Determine The Correct Address

Now, this part is probably not close to perfect yet. As it turns out OWA isn’t standard across the board. I’m not just referring to OWA 2003 compared to OWA 2007 — but even matching versions can have different setups. With that said, the application still needs to come up with the correct postback URL to for the final rendered page.

Asking the visitor for the correct URL is probably not really a good idea. They might not understand where to look inside the form or what the address should look like. Instead, the application simply asks them for the address of the Outlook Web Access login page and then uses a series of HTTP calls to determine the rest.

string path = "";
HttpWebRequest request = HttpWebRequest.Create(path) as HttpWebRequest;

request.UserAgent = USER_AGENT;
request.CookieContainer = result._Cookie;

//get the response from the requester
response = request.GetResponse() as HttpWebResponse;
using (StreamReader reader = new StreamReader(response.GetResponseStream())) {
    content = reader.ReadToEnd();

//use content to determine form related information

This section of code tells us a few things…

  • Did a server respond to our request?
  • Were we redirected to a different URL?
  • Which level of security was used – http or https
  • If the server doesn’t respond was it really because nothing was there?
  • Does the content contain anything that looks like an Outlook Web Access page?
  • Are we sure that this address will accept our login attempts?

Yikes! Unfortunately those are all real problems that need to be solved in the code — and anything unsuccessful needs to be reported back to the user (or repaired on its own). I’ll skip over the first three since they are fairly easy to determine.

Exception With A Responding Server?

I’ve found that with the HttpWebRequest sometimes you get an exception even if the server is found because the certificate at the site isn’t valid. It throws you off quite a bit especially if you’re expecting a response and your code simply crashes.

As it turns out it isn’t hard to handle invalid certificates.

//Ignore bad certificates
// ** Use at your own risk **
ServicePointManager.ServerCertificateValidationCallback = (obj, cert, chain, ssl) => {
    return true;

In my case I’m not too worried if the server’s certificate is valid – I just want to know if it is responding to my requests. By adding in this line of code I can ignore anything invalid and move forward.

Just What Is This Page Anyways?

There are a few arguments you need to use when posting back to an Outlook Web Access login page. We wouldn’t want to accidentally create a login page if someone entered ‘’ instead. By using a couple Regular Expressions we can check to see if the form looks like an Outlook Web Access page.

Here are some of the fields you can check for…

  • An input named username
  • An input named password
  • An hidden input named destination
  • An form action to something containing owaauth.dll

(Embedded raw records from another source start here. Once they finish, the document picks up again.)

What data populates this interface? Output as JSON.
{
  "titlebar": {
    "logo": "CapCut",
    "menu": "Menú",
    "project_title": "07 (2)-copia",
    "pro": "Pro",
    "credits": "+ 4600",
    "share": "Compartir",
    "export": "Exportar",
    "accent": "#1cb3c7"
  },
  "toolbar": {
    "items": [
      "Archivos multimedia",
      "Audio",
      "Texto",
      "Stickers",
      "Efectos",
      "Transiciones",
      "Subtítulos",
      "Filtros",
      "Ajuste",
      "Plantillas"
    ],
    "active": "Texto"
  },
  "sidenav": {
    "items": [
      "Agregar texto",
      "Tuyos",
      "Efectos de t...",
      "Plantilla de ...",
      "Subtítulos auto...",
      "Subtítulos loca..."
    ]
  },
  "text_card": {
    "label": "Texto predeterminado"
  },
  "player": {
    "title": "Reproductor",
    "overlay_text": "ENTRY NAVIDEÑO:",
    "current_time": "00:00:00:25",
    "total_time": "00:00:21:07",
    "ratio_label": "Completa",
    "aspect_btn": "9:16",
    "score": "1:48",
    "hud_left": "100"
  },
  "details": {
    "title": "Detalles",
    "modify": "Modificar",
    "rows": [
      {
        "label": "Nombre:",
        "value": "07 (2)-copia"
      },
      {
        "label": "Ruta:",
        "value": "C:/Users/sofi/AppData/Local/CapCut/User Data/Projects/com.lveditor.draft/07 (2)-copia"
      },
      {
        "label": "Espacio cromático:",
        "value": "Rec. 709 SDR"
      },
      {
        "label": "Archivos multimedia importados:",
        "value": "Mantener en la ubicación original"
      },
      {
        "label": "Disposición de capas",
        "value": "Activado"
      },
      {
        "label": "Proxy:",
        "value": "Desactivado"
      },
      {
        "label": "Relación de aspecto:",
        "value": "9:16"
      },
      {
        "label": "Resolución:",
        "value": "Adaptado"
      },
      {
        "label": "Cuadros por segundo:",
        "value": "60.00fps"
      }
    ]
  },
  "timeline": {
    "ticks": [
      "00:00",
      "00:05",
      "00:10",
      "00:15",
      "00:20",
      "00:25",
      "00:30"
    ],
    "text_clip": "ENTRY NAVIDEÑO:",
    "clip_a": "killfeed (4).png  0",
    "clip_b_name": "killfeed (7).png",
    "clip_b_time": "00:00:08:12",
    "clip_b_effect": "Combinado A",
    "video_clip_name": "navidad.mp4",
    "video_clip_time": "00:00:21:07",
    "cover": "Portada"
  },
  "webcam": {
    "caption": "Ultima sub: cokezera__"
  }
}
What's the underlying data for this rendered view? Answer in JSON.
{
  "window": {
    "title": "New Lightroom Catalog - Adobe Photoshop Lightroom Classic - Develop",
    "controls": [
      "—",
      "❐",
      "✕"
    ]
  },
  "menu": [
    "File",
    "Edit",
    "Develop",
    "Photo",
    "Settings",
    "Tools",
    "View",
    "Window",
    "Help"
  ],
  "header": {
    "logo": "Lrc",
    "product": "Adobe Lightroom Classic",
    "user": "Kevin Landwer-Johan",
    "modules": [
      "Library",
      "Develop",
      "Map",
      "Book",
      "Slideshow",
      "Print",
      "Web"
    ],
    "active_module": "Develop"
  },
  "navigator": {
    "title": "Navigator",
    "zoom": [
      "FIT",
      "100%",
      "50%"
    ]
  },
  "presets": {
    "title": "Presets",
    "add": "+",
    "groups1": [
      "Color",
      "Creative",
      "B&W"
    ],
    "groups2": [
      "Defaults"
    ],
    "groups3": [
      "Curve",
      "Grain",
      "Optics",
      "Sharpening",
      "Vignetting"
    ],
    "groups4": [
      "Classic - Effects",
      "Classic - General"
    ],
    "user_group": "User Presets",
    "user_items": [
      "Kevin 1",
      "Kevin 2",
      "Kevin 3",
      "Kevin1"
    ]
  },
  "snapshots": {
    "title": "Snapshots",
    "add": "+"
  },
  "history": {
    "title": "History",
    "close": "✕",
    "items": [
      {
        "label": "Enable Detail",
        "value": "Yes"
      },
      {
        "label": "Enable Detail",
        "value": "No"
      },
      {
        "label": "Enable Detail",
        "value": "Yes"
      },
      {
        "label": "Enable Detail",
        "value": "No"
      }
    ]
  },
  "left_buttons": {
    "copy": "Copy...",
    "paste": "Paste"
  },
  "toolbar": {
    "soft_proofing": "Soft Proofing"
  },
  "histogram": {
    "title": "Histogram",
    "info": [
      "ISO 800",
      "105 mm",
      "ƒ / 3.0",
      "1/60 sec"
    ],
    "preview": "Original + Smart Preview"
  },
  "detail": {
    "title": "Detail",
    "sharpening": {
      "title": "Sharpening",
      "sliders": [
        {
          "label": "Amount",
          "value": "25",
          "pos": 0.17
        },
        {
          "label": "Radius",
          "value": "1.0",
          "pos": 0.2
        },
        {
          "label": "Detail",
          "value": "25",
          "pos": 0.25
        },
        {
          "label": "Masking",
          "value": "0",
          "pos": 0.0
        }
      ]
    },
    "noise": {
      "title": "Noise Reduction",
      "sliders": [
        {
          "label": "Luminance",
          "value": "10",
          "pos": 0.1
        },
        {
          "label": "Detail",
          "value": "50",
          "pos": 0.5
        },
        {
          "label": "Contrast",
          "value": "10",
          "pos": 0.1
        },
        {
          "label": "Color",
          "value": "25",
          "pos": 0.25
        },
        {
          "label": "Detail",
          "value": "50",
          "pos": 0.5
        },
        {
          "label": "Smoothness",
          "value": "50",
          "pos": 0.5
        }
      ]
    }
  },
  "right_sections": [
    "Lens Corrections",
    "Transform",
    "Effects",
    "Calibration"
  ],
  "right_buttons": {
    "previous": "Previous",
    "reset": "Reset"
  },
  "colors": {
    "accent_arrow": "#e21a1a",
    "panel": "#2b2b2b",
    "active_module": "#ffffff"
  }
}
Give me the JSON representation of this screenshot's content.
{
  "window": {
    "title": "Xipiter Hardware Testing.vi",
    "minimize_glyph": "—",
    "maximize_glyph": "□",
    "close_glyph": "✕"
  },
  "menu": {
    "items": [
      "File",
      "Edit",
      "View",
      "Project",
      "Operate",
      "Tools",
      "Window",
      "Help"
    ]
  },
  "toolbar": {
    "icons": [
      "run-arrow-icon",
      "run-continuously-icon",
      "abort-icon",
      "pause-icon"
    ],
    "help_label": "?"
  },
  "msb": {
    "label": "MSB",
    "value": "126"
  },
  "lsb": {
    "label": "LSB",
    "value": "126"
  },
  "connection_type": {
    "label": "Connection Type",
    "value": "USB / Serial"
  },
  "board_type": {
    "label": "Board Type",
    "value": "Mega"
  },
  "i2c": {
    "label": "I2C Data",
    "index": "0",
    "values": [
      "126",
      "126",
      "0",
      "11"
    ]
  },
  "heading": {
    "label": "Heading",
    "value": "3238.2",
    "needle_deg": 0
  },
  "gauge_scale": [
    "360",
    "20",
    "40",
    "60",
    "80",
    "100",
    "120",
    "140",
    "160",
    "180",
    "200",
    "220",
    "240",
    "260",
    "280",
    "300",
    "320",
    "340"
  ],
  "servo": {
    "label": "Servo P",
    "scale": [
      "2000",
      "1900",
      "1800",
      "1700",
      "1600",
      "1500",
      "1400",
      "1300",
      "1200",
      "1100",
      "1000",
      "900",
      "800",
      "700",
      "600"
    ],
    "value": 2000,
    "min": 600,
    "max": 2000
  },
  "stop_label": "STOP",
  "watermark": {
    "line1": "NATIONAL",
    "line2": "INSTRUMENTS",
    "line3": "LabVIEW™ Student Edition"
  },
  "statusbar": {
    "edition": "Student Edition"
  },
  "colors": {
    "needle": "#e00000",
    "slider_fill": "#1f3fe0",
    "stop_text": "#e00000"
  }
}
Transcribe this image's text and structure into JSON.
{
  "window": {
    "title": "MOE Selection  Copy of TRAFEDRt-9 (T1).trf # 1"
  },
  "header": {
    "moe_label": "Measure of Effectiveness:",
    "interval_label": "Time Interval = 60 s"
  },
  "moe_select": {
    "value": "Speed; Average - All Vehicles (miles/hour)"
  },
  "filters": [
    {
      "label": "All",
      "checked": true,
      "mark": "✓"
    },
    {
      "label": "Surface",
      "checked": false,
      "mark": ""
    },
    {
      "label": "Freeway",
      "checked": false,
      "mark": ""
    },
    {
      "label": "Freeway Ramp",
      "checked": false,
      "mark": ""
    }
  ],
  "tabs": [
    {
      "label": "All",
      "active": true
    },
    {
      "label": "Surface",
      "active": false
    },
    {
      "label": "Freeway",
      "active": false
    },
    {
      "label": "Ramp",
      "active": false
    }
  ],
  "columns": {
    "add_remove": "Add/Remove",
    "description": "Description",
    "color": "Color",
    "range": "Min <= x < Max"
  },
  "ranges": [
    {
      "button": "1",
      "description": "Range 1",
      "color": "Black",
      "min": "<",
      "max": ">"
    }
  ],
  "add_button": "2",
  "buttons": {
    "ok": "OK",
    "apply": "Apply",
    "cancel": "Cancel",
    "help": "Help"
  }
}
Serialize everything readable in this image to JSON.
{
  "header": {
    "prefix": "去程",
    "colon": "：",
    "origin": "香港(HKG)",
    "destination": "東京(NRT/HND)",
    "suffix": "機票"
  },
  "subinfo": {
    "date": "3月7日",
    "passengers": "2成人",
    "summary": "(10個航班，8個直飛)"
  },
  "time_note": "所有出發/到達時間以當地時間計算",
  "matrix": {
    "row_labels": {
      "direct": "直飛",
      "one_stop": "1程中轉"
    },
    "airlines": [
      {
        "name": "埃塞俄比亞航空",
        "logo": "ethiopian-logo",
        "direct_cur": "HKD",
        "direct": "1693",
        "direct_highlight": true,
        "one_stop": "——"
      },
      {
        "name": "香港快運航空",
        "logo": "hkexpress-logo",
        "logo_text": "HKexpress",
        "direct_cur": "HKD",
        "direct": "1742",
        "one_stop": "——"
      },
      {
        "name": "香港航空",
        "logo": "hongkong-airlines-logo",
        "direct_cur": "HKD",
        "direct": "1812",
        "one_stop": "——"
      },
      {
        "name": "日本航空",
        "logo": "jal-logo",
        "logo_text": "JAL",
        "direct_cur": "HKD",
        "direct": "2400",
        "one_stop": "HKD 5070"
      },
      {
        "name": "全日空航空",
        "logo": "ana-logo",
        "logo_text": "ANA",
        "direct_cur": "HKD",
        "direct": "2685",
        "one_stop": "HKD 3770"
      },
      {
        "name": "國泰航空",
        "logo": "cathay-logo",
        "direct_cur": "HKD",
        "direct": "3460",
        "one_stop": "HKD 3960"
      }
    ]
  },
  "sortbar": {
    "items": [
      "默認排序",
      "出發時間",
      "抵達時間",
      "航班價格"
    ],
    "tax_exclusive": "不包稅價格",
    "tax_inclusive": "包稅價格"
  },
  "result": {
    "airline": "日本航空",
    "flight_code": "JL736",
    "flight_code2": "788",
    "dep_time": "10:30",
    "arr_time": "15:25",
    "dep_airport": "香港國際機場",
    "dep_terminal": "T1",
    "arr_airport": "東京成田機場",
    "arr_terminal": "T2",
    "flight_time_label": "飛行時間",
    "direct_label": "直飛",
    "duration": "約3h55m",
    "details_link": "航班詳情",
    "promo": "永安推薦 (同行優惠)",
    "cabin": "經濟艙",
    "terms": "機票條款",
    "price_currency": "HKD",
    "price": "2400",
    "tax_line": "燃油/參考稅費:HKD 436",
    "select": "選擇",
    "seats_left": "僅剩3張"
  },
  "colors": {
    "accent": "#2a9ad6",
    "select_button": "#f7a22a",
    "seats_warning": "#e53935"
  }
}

There are more fields you can use but these tend to be a fairly sufficient indicator if we’re looking at an Outlook Web Access form.

Testing The Login

At this point we’re fairly confident that the server we are looking at is an OWA login page but there is one more test we can try. In the final test we perform a fake login to the page to see if we get a password failed error response.

//test the target of the form that was found
HttpWebRequest request = WebRequest.Create(formTarget) as HttpWebRequest;

//create the standard postback information
string post = string.Format(

//prepare the request
request.MaximumAutomaticRedirections = 10;
request.UserAgent = USER_AGENT;
request.Method = "POST";
request.Timeout = 15000;

//and add the content
using (StreamWriter writer = new StreamWriter(request.GetRequestStream())) {

//get the login attempt result
HttpWebResponse response = request.GetResponse() as HttpWebResponse;
response = request.GetResponse() as HttpWebResponse;

//check if a reason code was included
return Regex.IsMatch(response.ResponseUri.Query, @"(&|\?)?reason=\d", RegexOptions.IgnoreCase);

It is possible that we just happened to come across a random server that returns a response code but given all the other tests we can be fairly confident in the address we’re testing.

As a final option we present the user with a test login box that they can try to do a personal verification that the address works.

Written by hugoware

November 2, 2009 at 9:59 pm